See full Times article 





Doubt over value of regional airports

 2 April 2013 (Yorkshire Post)

Robin Hood Airport faces an uphill battle to justify its existence, according to comments reportedly made by the chief executive of Birmingham’s international aviation hub.

Paul Kehoe suggests the Doncaster airport is one of a number of regionalairports that have left Britain with twice as many as it needs following a short-lived boom in budget travel.

According to reports, Mr Kehoe said: “Clearly, every community wants connectivity. Who am I to say you shouldn’t have an airport?

“But as a country, we need very effective airports and scale does matter. To be blunt, you’ve got to look long and hard at the likes of Blackpool, Doncaster, Durham and Norwich.”

He said that there were 20 airports operating commercial flights between Leeds and Southampton, while flight passengers passing through UK airports had fallen by 19 million since 2007.

His comments follow a deal agreed last week by the Welsh Assembly to pay £52m to nationalise Cardiff’s struggling airport. Mr Kehoe suggested it was unreasonable for the taxpayers to be left picking up the tab.

Traffic at Robin Hood Airport peaked at more than one milion in 2007 but that figure dropped to 693,000 last year, with flights available to more than 30 destinations.

Over £100m has been invested in the airport since it opened in April 2005, including a new terminal building.
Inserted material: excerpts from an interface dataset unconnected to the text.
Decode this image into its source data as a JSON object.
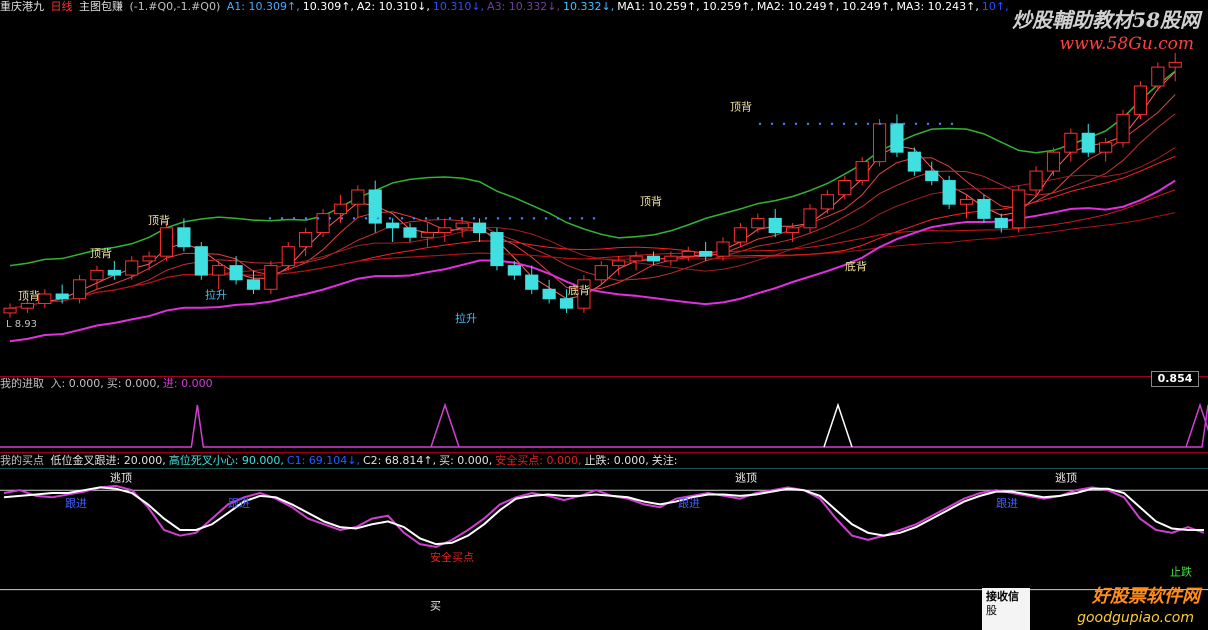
{
  "header": {
    "title": "重庆港九",
    "period": "日线",
    "indicator": "主图包赚",
    "params": "(-1.#Q0,-1.#Q0)",
    "items": [
      {
        "label": "A1:",
        "value": "10.309",
        "arrow": "↑",
        "color": "#4aa8ff"
      },
      {
        "label": "",
        "value": "10.309",
        "arrow": "↑",
        "color": "#ffffff"
      },
      {
        "label": "A2:",
        "value": "10.310",
        "arrow": "↓",
        "color": "#ffffff"
      },
      {
        "label": "",
        "value": "10.310",
        "arrow": "↓",
        "color": "#2850ff"
      },
      {
        "label": "A3:",
        "value": "10.332",
        "arrow": "↓",
        "color": "#7040a0"
      },
      {
        "label": "",
        "value": "10.332",
        "arrow": "↓",
        "color": "#40c0ff"
      },
      {
        "label": "MA1:",
        "value": "10.259",
        "arrow": "↑",
        "color": "#ffffff"
      },
      {
        "label": "",
        "value": "10.259",
        "arrow": "↑",
        "color": "#ffffff"
      },
      {
        "label": "MA2:",
        "value": "10.249",
        "arrow": "↑",
        "color": "#ffffff"
      },
      {
        "label": "",
        "value": "10.249",
        "arrow": "↑",
        "color": "#ffffff"
      },
      {
        "label": "MA3:",
        "value": "10.243",
        "arrow": "↑",
        "color": "#ffffff"
      },
      {
        "label": "",
        "value": "10",
        "arrow": "↑",
        "color": "#2850ff"
      }
    ]
  },
  "watermark": {
    "top_title": "炒股輔助教材58股网",
    "top_url": "www.58Gu.com",
    "bottom_title": "好股票软件网",
    "bottom_url": "goodgupiao.com"
  },
  "popup": {
    "line1": "接收信",
    "line2": "股"
  },
  "panel2": {
    "title": "我的进取",
    "items": [
      {
        "label": "入:",
        "value": "0.000,",
        "color": "#c0c0c0"
      },
      {
        "label": "买:",
        "value": "0.000,",
        "color": "#c0c0c0"
      },
      {
        "label": "进:",
        "value": "0.000",
        "color": "#d040d0"
      }
    ],
    "value_box": "0.854"
  },
  "panel3": {
    "title": "我的买点",
    "items": [
      {
        "text": "低位金叉跟进: 20.000,",
        "color": "#e0e0e0"
      },
      {
        "text": "高位死叉小心: 90.000,",
        "color": "#40e0e0"
      },
      {
        "text": "C1: 69.104↓,",
        "color": "#2060ff"
      },
      {
        "text": "C2: 68.814↑,",
        "color": "#e0e0e0"
      },
      {
        "text": "买: 0.000,",
        "color": "#e0e0e0"
      },
      {
        "text": "安全买点: 0.000,",
        "color": "#e02020"
      },
      {
        "text": "止跌: 0.000,",
        "color": "#e0e0e0"
      },
      {
        "text": "关注:",
        "color": "#e0e0e0"
      }
    ]
  },
  "chart_data": [
    {
      "type": "candlestick",
      "title": "重庆港九 日线",
      "price_label_left": "L 8.93",
      "candles": [
        [
          8.95,
          9.05,
          8.9,
          9.0
        ],
        [
          9.0,
          9.1,
          8.95,
          9.05
        ],
        [
          9.05,
          9.2,
          9.0,
          9.15
        ],
        [
          9.15,
          9.25,
          9.05,
          9.1
        ],
        [
          9.1,
          9.35,
          9.05,
          9.3
        ],
        [
          9.3,
          9.45,
          9.2,
          9.4
        ],
        [
          9.4,
          9.5,
          9.3,
          9.35
        ],
        [
          9.35,
          9.55,
          9.3,
          9.5
        ],
        [
          9.5,
          9.6,
          9.4,
          9.55
        ],
        [
          9.55,
          9.9,
          9.5,
          9.85
        ],
        [
          9.85,
          9.95,
          9.6,
          9.65
        ],
        [
          9.65,
          9.7,
          9.3,
          9.35
        ],
        [
          9.35,
          9.5,
          9.2,
          9.45
        ],
        [
          9.45,
          9.55,
          9.25,
          9.3
        ],
        [
          9.3,
          9.4,
          9.15,
          9.2
        ],
        [
          9.2,
          9.5,
          9.15,
          9.45
        ],
        [
          9.45,
          9.7,
          9.4,
          9.65
        ],
        [
          9.65,
          9.85,
          9.55,
          9.8
        ],
        [
          9.8,
          10.05,
          9.75,
          10.0
        ],
        [
          10.0,
          10.2,
          9.9,
          10.1
        ],
        [
          10.1,
          10.3,
          9.95,
          10.25
        ],
        [
          10.25,
          10.35,
          9.8,
          9.9
        ],
        [
          9.9,
          9.95,
          9.7,
          9.85
        ],
        [
          9.85,
          9.9,
          9.7,
          9.75
        ],
        [
          9.75,
          9.9,
          9.65,
          9.8
        ],
        [
          9.8,
          9.95,
          9.7,
          9.85
        ],
        [
          9.85,
          9.95,
          9.75,
          9.9
        ],
        [
          9.9,
          9.95,
          9.7,
          9.8
        ],
        [
          9.8,
          9.85,
          9.4,
          9.45
        ],
        [
          9.45,
          9.5,
          9.3,
          9.35
        ],
        [
          9.35,
          9.45,
          9.15,
          9.2
        ],
        [
          9.2,
          9.3,
          9.05,
          9.1
        ],
        [
          9.1,
          9.2,
          8.95,
          9.0
        ],
        [
          9.0,
          9.35,
          8.95,
          9.3
        ],
        [
          9.3,
          9.5,
          9.25,
          9.45
        ],
        [
          9.45,
          9.55,
          9.35,
          9.5
        ],
        [
          9.5,
          9.6,
          9.4,
          9.55
        ],
        [
          9.55,
          9.6,
          9.45,
          9.5
        ],
        [
          9.5,
          9.6,
          9.45,
          9.55
        ],
        [
          9.55,
          9.65,
          9.5,
          9.6
        ],
        [
          9.6,
          9.7,
          9.5,
          9.55
        ],
        [
          9.55,
          9.75,
          9.5,
          9.7
        ],
        [
          9.7,
          9.9,
          9.65,
          9.85
        ],
        [
          9.85,
          10.0,
          9.8,
          9.95
        ],
        [
          9.95,
          10.05,
          9.75,
          9.8
        ],
        [
          9.8,
          9.9,
          9.7,
          9.85
        ],
        [
          9.85,
          10.1,
          9.8,
          10.05
        ],
        [
          10.05,
          10.25,
          10.0,
          10.2
        ],
        [
          10.2,
          10.4,
          10.15,
          10.35
        ],
        [
          10.35,
          10.6,
          10.3,
          10.55
        ],
        [
          10.55,
          11.0,
          10.5,
          10.95
        ],
        [
          10.95,
          11.05,
          10.6,
          10.65
        ],
        [
          10.65,
          10.7,
          10.4,
          10.45
        ],
        [
          10.45,
          10.55,
          10.3,
          10.35
        ],
        [
          10.35,
          10.4,
          10.05,
          10.1
        ],
        [
          10.1,
          10.2,
          9.95,
          10.15
        ],
        [
          10.15,
          10.2,
          9.9,
          9.95
        ],
        [
          9.95,
          10.0,
          9.8,
          9.85
        ],
        [
          9.85,
          10.3,
          9.8,
          10.25
        ],
        [
          10.25,
          10.5,
          10.2,
          10.45
        ],
        [
          10.45,
          10.7,
          10.4,
          10.65
        ],
        [
          10.65,
          10.9,
          10.55,
          10.85
        ],
        [
          10.85,
          10.95,
          10.6,
          10.65
        ],
        [
          10.65,
          10.8,
          10.55,
          10.75
        ],
        [
          10.75,
          11.1,
          10.7,
          11.05
        ],
        [
          11.05,
          11.4,
          11.0,
          11.35
        ],
        [
          11.35,
          11.6,
          11.3,
          11.55
        ],
        [
          11.55,
          11.7,
          11.4,
          11.6
        ]
      ],
      "annotations": [
        "顶背",
        "顶背",
        "顶背",
        "拉升",
        "拉升",
        "顶背",
        "底背",
        "顶背",
        "底背"
      ],
      "ma_series": [
        "MA1",
        "MA2",
        "MA3"
      ]
    },
    {
      "type": "line",
      "title": "我的进取",
      "series": [
        {
          "name": "进",
          "values": [
            0,
            0,
            0,
            0,
            0,
            0,
            0,
            0,
            0,
            0,
            0,
            0,
            0,
            0,
            0,
            0,
            0,
            0,
            0,
            0,
            0,
            0,
            0,
            0,
            0,
            0,
            0,
            0,
            0,
            0,
            0,
            0,
            0,
            1,
            0,
            0,
            0,
            0,
            0,
            0,
            0,
            0,
            0,
            0,
            0,
            0,
            0,
            0,
            0,
            0,
            0,
            0,
            0,
            0,
            0,
            0,
            0,
            0,
            0,
            0,
            0,
            0,
            0,
            0,
            0,
            0,
            0,
            0,
            0,
            0,
            0,
            0,
            0,
            0,
            0,
            0,
            0,
            0,
            0,
            0,
            0,
            0,
            0,
            0,
            0,
            0,
            0,
            0,
            0,
            0,
            0,
            0,
            0,
            0,
            0,
            0,
            0,
            0,
            0,
            0,
            0,
            0,
            0,
            0,
            0,
            0,
            0,
            0,
            0,
            0,
            0,
            0,
            0,
            0,
            0,
            0,
            0,
            0,
            0,
            0,
            0,
            0,
            0,
            0,
            0,
            0,
            0,
            0,
            0,
            0,
            0,
            0,
            0,
            0,
            0,
            0,
            0,
            0,
            0,
            0,
            0,
            0,
            0,
            0,
            0,
            0,
            0,
            0,
            0,
            0,
            0,
            0,
            0,
            0,
            0,
            0,
            0,
            0,
            0,
            0,
            0,
            0,
            0,
            0,
            0,
            0,
            0,
            0,
            0,
            0,
            0,
            0,
            0,
            0,
            0,
            0,
            0,
            0,
            0,
            0,
            0,
            0,
            0,
            0,
            0,
            0,
            0,
            0,
            0,
            0,
            0,
            0,
            0,
            0,
            0,
            0,
            0,
            0,
            0,
            0,
            0,
            0,
            1
          ]
        }
      ],
      "peaks_x_index": [
        33,
        64,
        92
      ]
    },
    {
      "type": "line",
      "title": "我的买点",
      "ylim": [
        0,
        100
      ],
      "series": [
        {
          "name": "C1",
          "color": "#d040d0",
          "values": [
            88,
            90,
            86,
            85,
            87,
            89,
            92,
            93,
            90,
            78,
            62,
            58,
            60,
            70,
            80,
            85,
            88,
            84,
            78,
            70,
            66,
            62,
            64,
            70,
            72,
            60,
            52,
            50,
            55,
            62,
            70,
            80,
            85,
            88,
            86,
            83,
            86,
            90,
            86,
            84,
            80,
            78,
            84,
            86,
            88,
            86,
            84,
            88,
            90,
            92,
            90,
            84,
            70,
            58,
            55,
            58,
            62,
            66,
            72,
            78,
            84,
            88,
            90,
            88,
            86,
            84,
            86,
            90,
            92,
            90,
            85,
            70,
            62,
            60,
            64,
            60
          ]
        },
        {
          "name": "C2",
          "color": "#ffffff",
          "values": [
            85,
            86,
            87,
            88,
            88,
            90,
            92,
            91,
            88,
            80,
            70,
            62,
            62,
            66,
            74,
            82,
            86,
            85,
            80,
            74,
            68,
            64,
            63,
            66,
            68,
            64,
            56,
            52,
            53,
            58,
            66,
            76,
            84,
            86,
            87,
            86,
            86,
            87,
            86,
            85,
            82,
            80,
            82,
            85,
            87,
            87,
            86,
            87,
            89,
            91,
            90,
            86,
            76,
            66,
            60,
            58,
            60,
            64,
            70,
            76,
            82,
            86,
            89,
            89,
            87,
            85,
            86,
            88,
            91,
            91,
            88,
            78,
            68,
            63,
            62,
            62
          ]
        }
      ],
      "annotations": [
        "逃顶",
        "逃顶",
        "逃顶",
        "逃顶",
        "跟进",
        "跟进",
        "跟进",
        "跟进",
        "买",
        "安全买点",
        "止跌"
      ],
      "reference_lines": [
        20,
        90
      ]
    }
  ]
}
A draft master plan, which was the subject of public consultation four years ago, outlines a vision to grow the airport to enable it to handle more than 10m annual passengers by 2030.

Elsewhere, two regional airports have suffered closure with commercial operations ceasing at Plymouth City airport in 2011 and Britsol’s Filton aerodrome shut last year.

However, last December, interest was registered by a mystery investor in reopening Sheffield City Aiport, despite its location just 25 miles from Robin Hood, Doncaster.




Airport boss hits back over claims

By David Bale 

April 2, 2013  (Eastern Daily Press.24)

The boss at Norwich International airport has hit back at claims that Britain has too many airports and that some, including Norwich, faced an uphill battle to justify their existence.

Paul Kehoe, chief executive of Birmingham airport, said that Britain has twice as many airports as it needs, which was the legacy of a short-lived boom in budget travel, and questioned whether airports such as Norwich, Blackpool, Doncaster and Middlesbrough were sustainable.

Many regional terminals are suffering a hangover after expanding in response to a low-cost travel boom before the 2008 financial crisis.

The number of passengers passing through UK airports peaked at 240m in 2007 and has since fallen to 221m. Norwich’s usage has halved since its peak. In 2007, Norwich had 699,000 passengers and in 2012 397,000.

But regional airports have immediately hit back, saying they boosted local economies but were held back by air fare taxes.

Andrew Bell, chief executive Norwich airport, said: “Norwich airport was not simply built for the ‘low-cost boom’ that preceded the financial crisis in 2008 and its established existence before and after this period underlines its importance and sustainability for the benefit of its region.

“With most of the airports in the UK being privately owned, it is, of course, the market that will justify the continuing existence of one airport over another. I agree that there are airports in the UK whose continued existence may be less than certain in the unforgiving glare of market forces, but Norwich International is certainly not one of them.”

He added: “Unfortunately, when trying to draw conclusions about an airport’s sustainability based solely on passenger numbers, it is easy for the casual observer to miss the other fundamental aspects of some airport’s business models. In Norwich’s case, the business has diverse and strong foundations.”

Mr Kehoe said that there were 20 airports handling commercial flights in an area between Leeds and Southampton. “Everybody’s got an airport,” Mr Kehoe said. “Is that sustainable in the long-term?”

He said that in economic terms there were only eight British cities that needed an airport, and added: “To be blunt, you’ve got to look long and hard at the likes of Blackpool, Doncaster, Durham and Norwich.”